━━━ EXTRACTED MATERIAL
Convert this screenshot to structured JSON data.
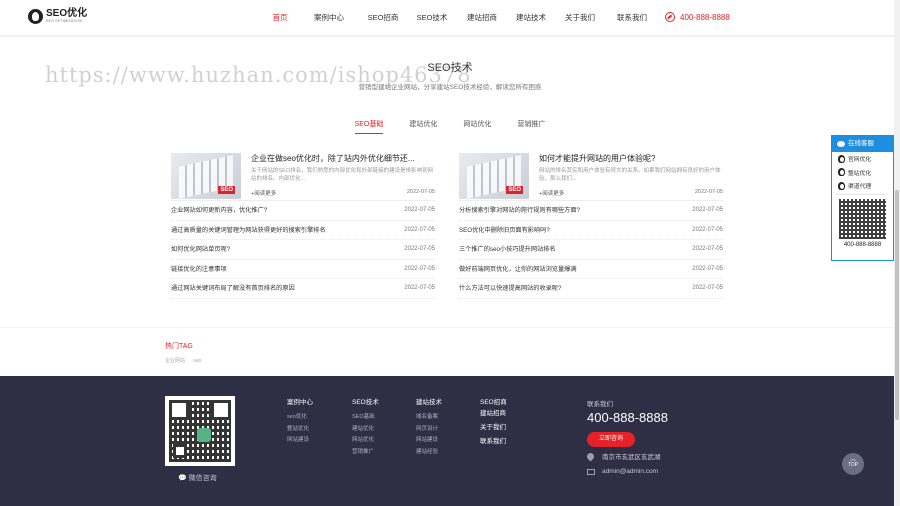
{
  "logo": {
    "title": "SEO优化",
    "subtitle": "SEO OPTIMIZATION"
  },
  "nav": {
    "items": [
      "首页",
      "案例中心",
      "SEO招商",
      "SEO技术",
      "建站招商",
      "建站技术",
      "关于我们",
      "联系我们"
    ],
    "active": "首页"
  },
  "header_phone": "400-888-8888",
  "watermark": "https://www.huzhan.com/ishop46378",
  "section": {
    "title": "SEO技术",
    "desc": "营销型建站企业网站，分享建站SEO技术经验，解读您所有困惑"
  },
  "tabs": [
    "SEO基础",
    "建站优化",
    "网站优化",
    "营销推广"
  ],
  "featured": [
    {
      "title": "企业在做seo优化时，除了站内外优化细节还...",
      "text": "关于网站的SEO排名，我们熟悉的内部优化和外部链接的建设是排影响到网站的排名。内部优化...",
      "more": "+阅读更多",
      "date": "2022-07-05",
      "thumb_tag": "SEO"
    },
    {
      "title": "如何才能提升网站的用户体验呢?",
      "text": "网站的排名其实和用户体验有很大的关系。如果我们网站拥有良好的用户体验，那么我们...",
      "more": "+阅读更多",
      "date": "2022-07-05",
      "thumb_tag": "SEO"
    }
  ],
  "left_list": [
    {
      "title": "企业网站如何更新内容，优化推广?",
      "date": "2022-07-05"
    },
    {
      "title": "通过高质量的关键词管理为网站获得更好的搜索引擎排名",
      "date": "2022-07-05"
    },
    {
      "title": "如何优化网站单页呢?",
      "date": "2022-07-05"
    },
    {
      "title": "链接优化的注意事项",
      "date": "2022-07-05"
    },
    {
      "title": "通过网站关键词布局了解没有首页排名的原因",
      "date": "2022-07-05"
    }
  ],
  "right_list": [
    {
      "title": "分析搜索引擎对网站的爬行规则有哪些方面?",
      "date": "2022-07-05"
    },
    {
      "title": "SEO优化中删除旧页面有影响吗?",
      "date": "2022-07-05"
    },
    {
      "title": "三个推广的seo小技巧提升网站排名",
      "date": "2022-07-05"
    },
    {
      "title": "做好前端网页优化，让你的网站浏览量爆满",
      "date": "2022-07-05"
    },
    {
      "title": "什么方法可以快速提高网站的收录呢?",
      "date": "2022-07-05"
    }
  ],
  "hot_tags": {
    "title": "热门TAG",
    "items": [
      "企业网站",
      "seo"
    ]
  },
  "footer": {
    "wechat_label": "微信咨询",
    "columns": [
      {
        "title": "案例中心",
        "items": [
          "seo优化",
          "整站优化",
          "网站建设"
        ]
      },
      {
        "title": "SEO技术",
        "items": [
          "SEO基础",
          "建站优化",
          "网站优化",
          "营销推广"
        ]
      },
      {
        "title": "建站技术",
        "items": [
          "域名备案",
          "网页设计",
          "网站建设",
          "建站经验"
        ]
      },
      {
        "title": "SEO招商",
        "items": [
          "建站招商",
          "关于我们",
          "联系我们"
        ]
      }
    ],
    "contact_label": "联系我们",
    "phone": "400-888-8888",
    "consult_button": "立即咨询",
    "address": "南京市玄武区玄武湖",
    "email": "admin@admin.com",
    "top_button": "TOP"
  },
  "service": {
    "title": "在线客服",
    "items": [
      "官网优化",
      "整站优化",
      "渠道代理"
    ],
    "phone": "400-888-8888"
  },
  "colors": {
    "accent": "#e62129",
    "footer_bg": "#2e2e45",
    "service_blue": "#1e8fe0"
  }
}
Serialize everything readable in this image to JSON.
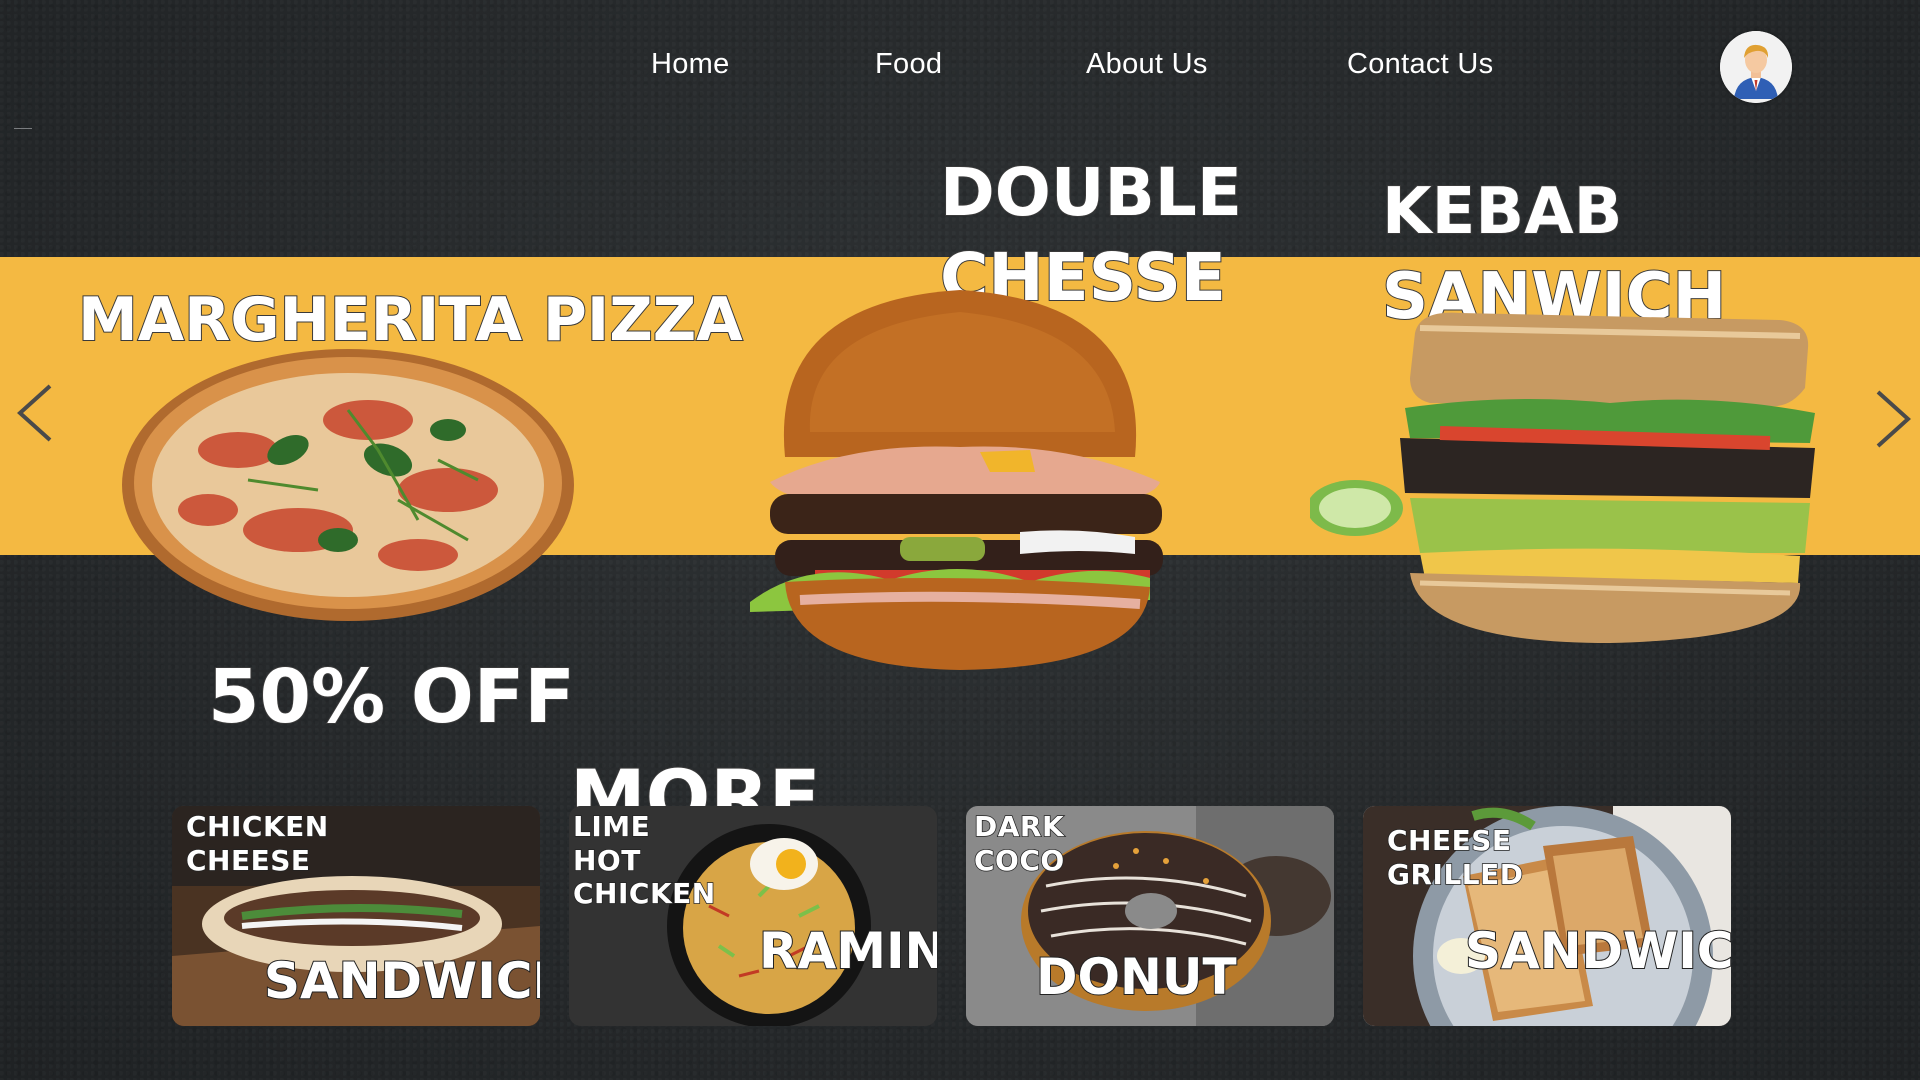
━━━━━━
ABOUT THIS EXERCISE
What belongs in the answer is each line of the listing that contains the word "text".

TASK SOLUTION
      "text": "关于网站的SEO排名，我们熟悉的内部优化和外部链接的建设是排影响到网站的排名。内部优化...",
      "text": "网站的排名其实和用户体验有很大的关系。如果我们网站拥有良好的用户体验，那么我们...",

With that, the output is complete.